ACTION ITEM: All entries below are to be reproduced precisely as they stand, without the pictures.

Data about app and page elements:
== Segment start ==

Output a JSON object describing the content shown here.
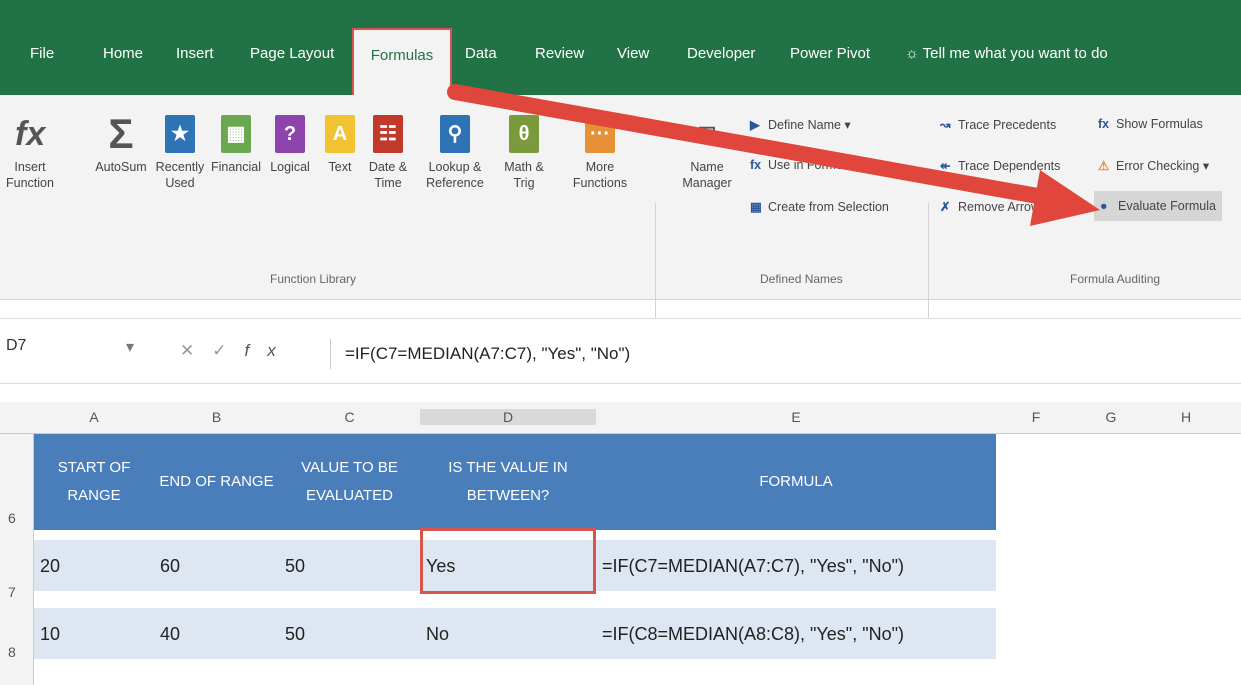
{
  "tabs": [
    "File",
    "Home",
    "Insert",
    "Page Layout",
    "Formulas",
    "Data",
    "Review",
    "View",
    "Developer",
    "Power Pivot"
  ],
  "tell_me": "Tell me what you want to do",
  "ribbon": {
    "insert_function": "Insert Function",
    "autosum": "AutoSum",
    "recently_used": "Recently Used",
    "financial": "Financial",
    "logical": "Logical",
    "text": "Text",
    "date_time": "Date & Time",
    "lookup_reference": "Lookup & Reference",
    "math_trig": "Math & Trig",
    "more_functions": "More Functions",
    "name_manager": "Name Manager",
    "function_library": "Function Library",
    "define_name": "Define Name",
    "use_in_formula": "Use in Formula",
    "create_from_selection": "Create from Selection",
    "defined_names": "Defined Names",
    "trace_precedents": "Trace Precedents",
    "trace_dependents": "Trace Dependents",
    "remove_arrows": "Remove Arrows",
    "show_formulas": "Show Formulas",
    "error_checking": "Error Checking",
    "evaluate_formula": "Evaluate Formula",
    "formula_auditing": "Formula Auditing"
  },
  "formula_bar": {
    "name_box": "D7",
    "formula": "=IF(C7=MEDIAN(A7:C7), \"Yes\", \"No\")"
  },
  "columns": [
    "A",
    "B",
    "C",
    "D",
    "E",
    "F",
    "G",
    "H"
  ],
  "rows": [
    "6",
    "7",
    "8"
  ],
  "headers": [
    "START OF RANGE",
    "END OF RANGE",
    "VALUE TO BE EVALUATED",
    "IS THE VALUE IN BETWEEN?",
    "FORMULA"
  ],
  "data": [
    [
      "20",
      "60",
      "50",
      "Yes",
      "=IF(C7=MEDIAN(A7:C7), \"Yes\", \"No\")"
    ],
    [
      "10",
      "40",
      "50",
      "No",
      "=IF(C8=MEDIAN(A8:C8), \"Yes\", \"No\")"
    ]
  ]
}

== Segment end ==

REPLY:
Output a JSON object describing the content shown here.
{
  "tabs": [
    "File",
    "Home",
    "Insert",
    "Page Layout",
    "Formulas",
    "Data",
    "Review",
    "View",
    "Developer",
    "Power Pivot"
  ],
  "tell_me": "Tell me what you want to do",
  "ribbon": {
    "insert_function": "Insert Function",
    "autosum": "AutoSum",
    "recently_used": "Recently Used",
    "financial": "Financial",
    "logical": "Logical",
    "text": "Text",
    "date_time": "Date & Time",
    "lookup_reference": "Lookup & Reference",
    "math_trig": "Math & Trig",
    "more_functions": "More Functions",
    "name_manager": "Name Manager",
    "function_library": "Function Library",
    "define_name": "Define Name",
    "use_in_formula": "Use in Formula",
    "create_from_selection": "Create from Selection",
    "defined_names": "Defined Names",
    "trace_precedents": "Trace Precedents",
    "trace_dependents": "Trace Dependents",
    "remove_arrows": "Remove Arrows",
    "show_formulas": "Show Formulas",
    "error_checking": "Error Checking",
    "evaluate_formula": "Evaluate Formula",
    "formula_auditing": "Formula Auditing"
  },
  "formula_bar": {
    "name_box": "D7",
    "formula": "=IF(C7=MEDIAN(A7:C7), \"Yes\", \"No\")"
  },
  "columns": [
    "A",
    "B",
    "C",
    "D",
    "E",
    "F",
    "G",
    "H"
  ],
  "rows": [
    "6",
    "7",
    "8"
  ],
  "headers": [
    "START OF RANGE",
    "END OF RANGE",
    "VALUE TO BE EVALUATED",
    "IS THE VALUE IN BETWEEN?",
    "FORMULA"
  ],
  "data": [
    [
      "20",
      "60",
      "50",
      "Yes",
      "=IF(C7=MEDIAN(A7:C7), \"Yes\", \"No\")"
    ],
    [
      "10",
      "40",
      "50",
      "No",
      "=IF(C8=MEDIAN(A8:C8), \"Yes\", \"No\")"
    ]
  ]
}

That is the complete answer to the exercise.